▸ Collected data
......
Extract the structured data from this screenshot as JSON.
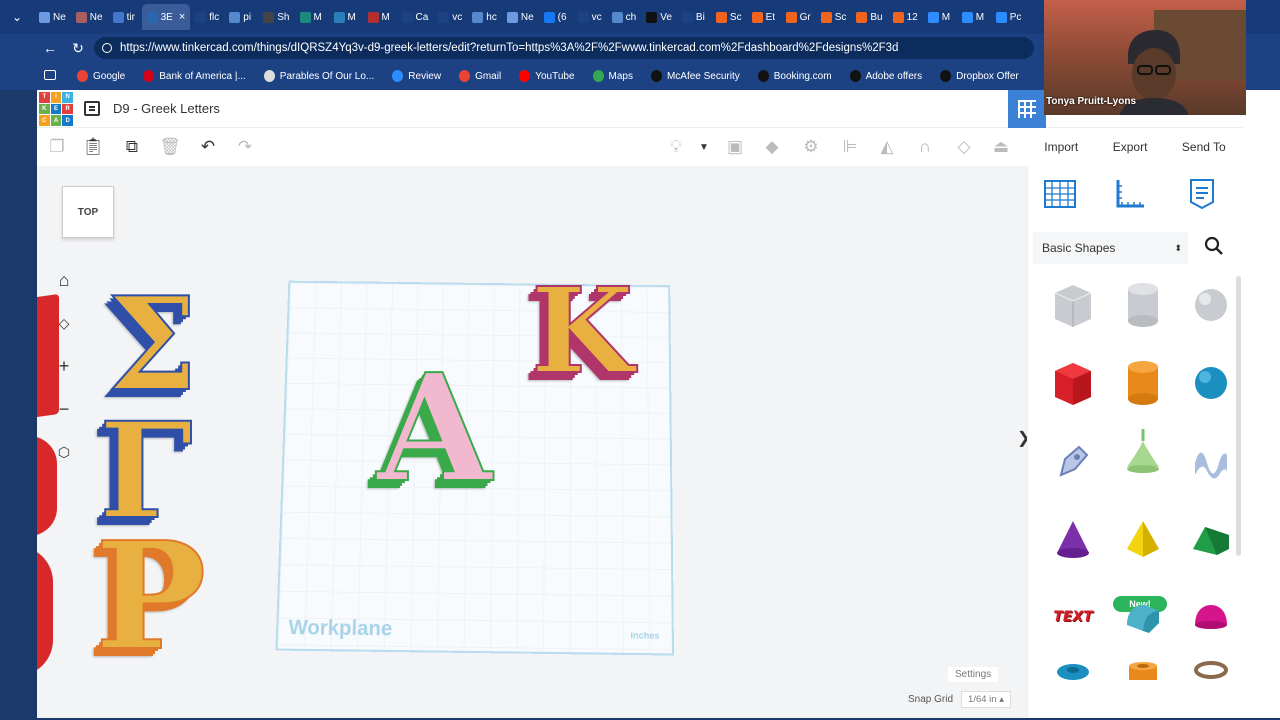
{
  "browser": {
    "tabs": [
      {
        "label": "Ne",
        "color": "#6d9ae0"
      },
      {
        "label": "Ne",
        "color": "#a85f5f"
      },
      {
        "label": "tir",
        "color": "#4477cc"
      },
      {
        "label": "3E",
        "color": "#2b66b0",
        "active": true
      },
      {
        "label": "flc",
        "color": "#1d4284"
      },
      {
        "label": "pi",
        "color": "#5588cc"
      },
      {
        "label": "Sh",
        "color": "#444444"
      },
      {
        "label": "M",
        "color": "#1b8a7a"
      },
      {
        "label": "M",
        "color": "#2a7fb8"
      },
      {
        "label": "M",
        "color": "#b33030"
      },
      {
        "label": "Ca",
        "color": "#1d4284"
      },
      {
        "label": "vc",
        "color": "#1d4284"
      },
      {
        "label": "hc",
        "color": "#5588cc"
      },
      {
        "label": "Ne",
        "color": "#6d9ae0"
      },
      {
        "label": "(6",
        "color": "#1877f2"
      },
      {
        "label": "vc",
        "color": "#1d4284"
      },
      {
        "label": "ch",
        "color": "#5588cc"
      },
      {
        "label": "Ve",
        "color": "#111111"
      },
      {
        "label": "Bi",
        "color": "#1d4284"
      },
      {
        "label": "Sc",
        "color": "#f1641e"
      },
      {
        "label": "Et",
        "color": "#f1641e"
      },
      {
        "label": "Gr",
        "color": "#f1641e"
      },
      {
        "label": "Sc",
        "color": "#f1641e"
      },
      {
        "label": "Bu",
        "color": "#f1641e"
      },
      {
        "label": "12",
        "color": "#f1641e"
      },
      {
        "label": "M",
        "color": "#2d8cff"
      },
      {
        "label": "M",
        "color": "#2d8cff"
      },
      {
        "label": "Pc",
        "color": "#2d8cff"
      }
    ],
    "tab_close": "×",
    "url": "https://www.tinkercad.com/things/dIQRSZ4Yq3v-d9-greek-letters/edit?returnTo=https%3A%2F%2Fwww.tinkercad.com%2Fdashboard%2Fdesigns%2F3d",
    "bookmarks": [
      {
        "label": "Google",
        "color": "#ea4335"
      },
      {
        "label": "Bank of America |...",
        "color": "#d4001a"
      },
      {
        "label": "Parables Of Our Lo...",
        "color": "#dddddd"
      },
      {
        "label": "Review",
        "color": "#2d8cff"
      },
      {
        "label": "Gmail",
        "color": "#ea4335"
      },
      {
        "label": "YouTube",
        "color": "#ff0000"
      },
      {
        "label": "Maps",
        "color": "#34a853"
      },
      {
        "label": "McAfee Security",
        "color": "#111111"
      },
      {
        "label": "Booking.com",
        "color": "#111111"
      },
      {
        "label": "Adobe offers",
        "color": "#111111"
      },
      {
        "label": "Dropbox Offer",
        "color": "#111111"
      }
    ]
  },
  "app": {
    "logo_letters": [
      "TIN",
      "KER",
      "CAD"
    ],
    "logo_colors": [
      "#e2403c",
      "#f4a020",
      "#3cb1e4",
      "#6ab04c",
      "#1479c9",
      "#e2403c",
      "#f4a020",
      "#6ab04c",
      "#1479c9"
    ],
    "design_title": "D9 - Greek Letters",
    "side_actions": [
      "Import",
      "Export",
      "Send To"
    ],
    "accent": "#3b82d6"
  },
  "viewport": {
    "viewcube_label": "TOP",
    "workplane_label": "Workplane",
    "units_label": "inches",
    "settings_label": "Settings",
    "snap_label": "Snap Grid",
    "snap_value": "1/64 in",
    "letters": [
      {
        "char": "Σ",
        "face": "#e8b040",
        "side": "#2f4fa8"
      },
      {
        "char": "Γ",
        "face": "#e8b040",
        "side": "#2f4fa8"
      },
      {
        "char": "Ρ",
        "face": "#e8b040",
        "side": "#e07a2a"
      },
      {
        "char": "Α",
        "face": "#f2b8d0",
        "side": "#3aa94a"
      },
      {
        "char": "Κ",
        "face": "#e8b040",
        "side": "#b0356a"
      }
    ]
  },
  "panel": {
    "library_label": "Basic Shapes",
    "new_badge": "New!",
    "text_shape_label": "TEXT"
  },
  "webcam": {
    "name": "Tonya Pruitt-Lyons"
  }
}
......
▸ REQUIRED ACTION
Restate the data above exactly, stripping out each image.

▸ EXERCISE RESPONSE
Extract the structured data from this screenshot as JSON.
{
  "browser": {
    "tabs": [
      {
        "label": "Ne",
        "color": "#6d9ae0"
      },
      {
        "label": "Ne",
        "color": "#a85f5f"
      },
      {
        "label": "tir",
        "color": "#4477cc"
      },
      {
        "label": "3E",
        "color": "#2b66b0",
        "active": true
      },
      {
        "label": "flc",
        "color": "#1d4284"
      },
      {
        "label": "pi",
        "color": "#5588cc"
      },
      {
        "label": "Sh",
        "color": "#444444"
      },
      {
        "label": "M",
        "color": "#1b8a7a"
      },
      {
        "label": "M",
        "color": "#2a7fb8"
      },
      {
        "label": "M",
        "color": "#b33030"
      },
      {
        "label": "Ca",
        "color": "#1d4284"
      },
      {
        "label": "vc",
        "color": "#1d4284"
      },
      {
        "label": "hc",
        "color": "#5588cc"
      },
      {
        "label": "Ne",
        "color": "#6d9ae0"
      },
      {
        "label": "(6",
        "color": "#1877f2"
      },
      {
        "label": "vc",
        "color": "#1d4284"
      },
      {
        "label": "ch",
        "color": "#5588cc"
      },
      {
        "label": "Ve",
        "color": "#111111"
      },
      {
        "label": "Bi",
        "color": "#1d4284"
      },
      {
        "label": "Sc",
        "color": "#f1641e"
      },
      {
        "label": "Et",
        "color": "#f1641e"
      },
      {
        "label": "Gr",
        "color": "#f1641e"
      },
      {
        "label": "Sc",
        "color": "#f1641e"
      },
      {
        "label": "Bu",
        "color": "#f1641e"
      },
      {
        "label": "12",
        "color": "#f1641e"
      },
      {
        "label": "M",
        "color": "#2d8cff"
      },
      {
        "label": "M",
        "color": "#2d8cff"
      },
      {
        "label": "Pc",
        "color": "#2d8cff"
      }
    ],
    "tab_close": "×",
    "url": "https://www.tinkercad.com/things/dIQRSZ4Yq3v-d9-greek-letters/edit?returnTo=https%3A%2F%2Fwww.tinkercad.com%2Fdashboard%2Fdesigns%2F3d",
    "bookmarks": [
      {
        "label": "Google",
        "color": "#ea4335"
      },
      {
        "label": "Bank of America |...",
        "color": "#d4001a"
      },
      {
        "label": "Parables Of Our Lo...",
        "color": "#dddddd"
      },
      {
        "label": "Review",
        "color": "#2d8cff"
      },
      {
        "label": "Gmail",
        "color": "#ea4335"
      },
      {
        "label": "YouTube",
        "color": "#ff0000"
      },
      {
        "label": "Maps",
        "color": "#34a853"
      },
      {
        "label": "McAfee Security",
        "color": "#111111"
      },
      {
        "label": "Booking.com",
        "color": "#111111"
      },
      {
        "label": "Adobe offers",
        "color": "#111111"
      },
      {
        "label": "Dropbox Offer",
        "color": "#111111"
      }
    ]
  },
  "app": {
    "logo_letters": [
      "TIN",
      "KER",
      "CAD"
    ],
    "logo_colors": [
      "#e2403c",
      "#f4a020",
      "#3cb1e4",
      "#6ab04c",
      "#1479c9",
      "#e2403c",
      "#f4a020",
      "#6ab04c",
      "#1479c9"
    ],
    "design_title": "D9 - Greek Letters",
    "side_actions": [
      "Import",
      "Export",
      "Send To"
    ],
    "accent": "#3b82d6"
  },
  "viewport": {
    "viewcube_label": "TOP",
    "workplane_label": "Workplane",
    "units_label": "inches",
    "settings_label": "Settings",
    "snap_label": "Snap Grid",
    "snap_value": "1/64 in",
    "letters": [
      {
        "char": "Σ",
        "face": "#e8b040",
        "side": "#2f4fa8"
      },
      {
        "char": "Γ",
        "face": "#e8b040",
        "side": "#2f4fa8"
      },
      {
        "char": "Ρ",
        "face": "#e8b040",
        "side": "#e07a2a"
      },
      {
        "char": "Α",
        "face": "#f2b8d0",
        "side": "#3aa94a"
      },
      {
        "char": "Κ",
        "face": "#e8b040",
        "side": "#b0356a"
      }
    ]
  },
  "panel": {
    "library_label": "Basic Shapes",
    "new_badge": "New!",
    "text_shape_label": "TEXT"
  },
  "webcam": {
    "name": "Tonya Pruitt-Lyons"
  }
}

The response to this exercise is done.